> **MATERIALS PROVIDED**

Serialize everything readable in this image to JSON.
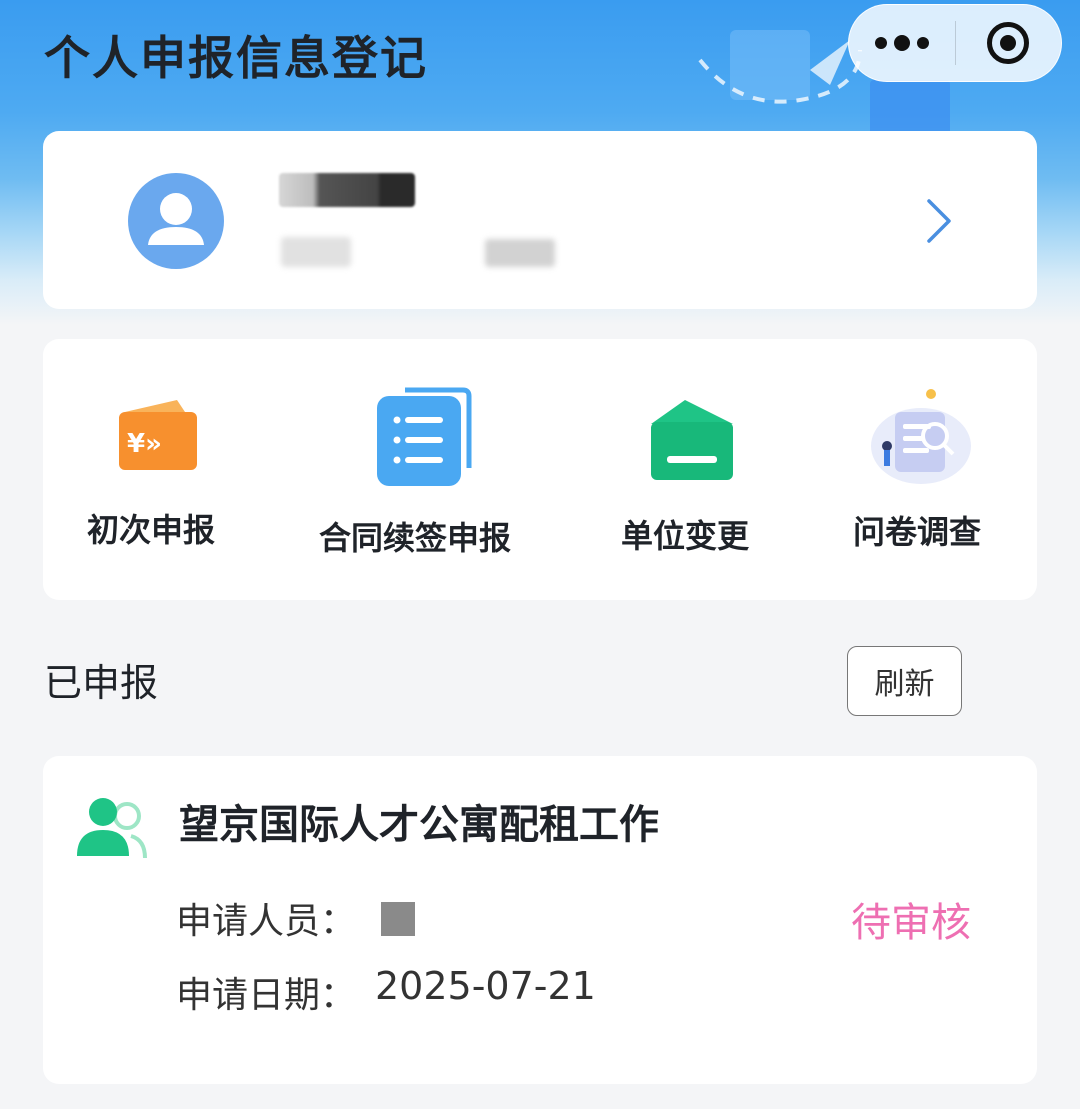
{
  "header": {
    "title": "个人申报信息登记"
  },
  "menu": {
    "items": [
      {
        "label": "初次申报",
        "icon": "yuan-card-icon"
      },
      {
        "label": "合同续签申报",
        "icon": "document-list-icon"
      },
      {
        "label": "单位变更",
        "icon": "folder-icon"
      },
      {
        "label": "问卷调查",
        "icon": "survey-search-icon"
      }
    ]
  },
  "submitted": {
    "section_title": "已申报",
    "refresh_label": "刷新",
    "records": [
      {
        "title": "望京国际人才公寓配租工作",
        "applicant_label": "申请人员：",
        "date_label": "申请日期：",
        "date": "2025-07-21",
        "status": "待审核"
      }
    ]
  },
  "colors": {
    "primary_blue": "#3a9cf0",
    "status_pink": "#ee6fb2",
    "green": "#1fc486",
    "orange": "#f7902e"
  }
}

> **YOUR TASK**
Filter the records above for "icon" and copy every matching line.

> **TASK SOLUTION**
        "icon": "yuan-card-icon"
        "icon": "document-list-icon"
        "icon": "folder-icon"
        "icon": "survey-search-icon"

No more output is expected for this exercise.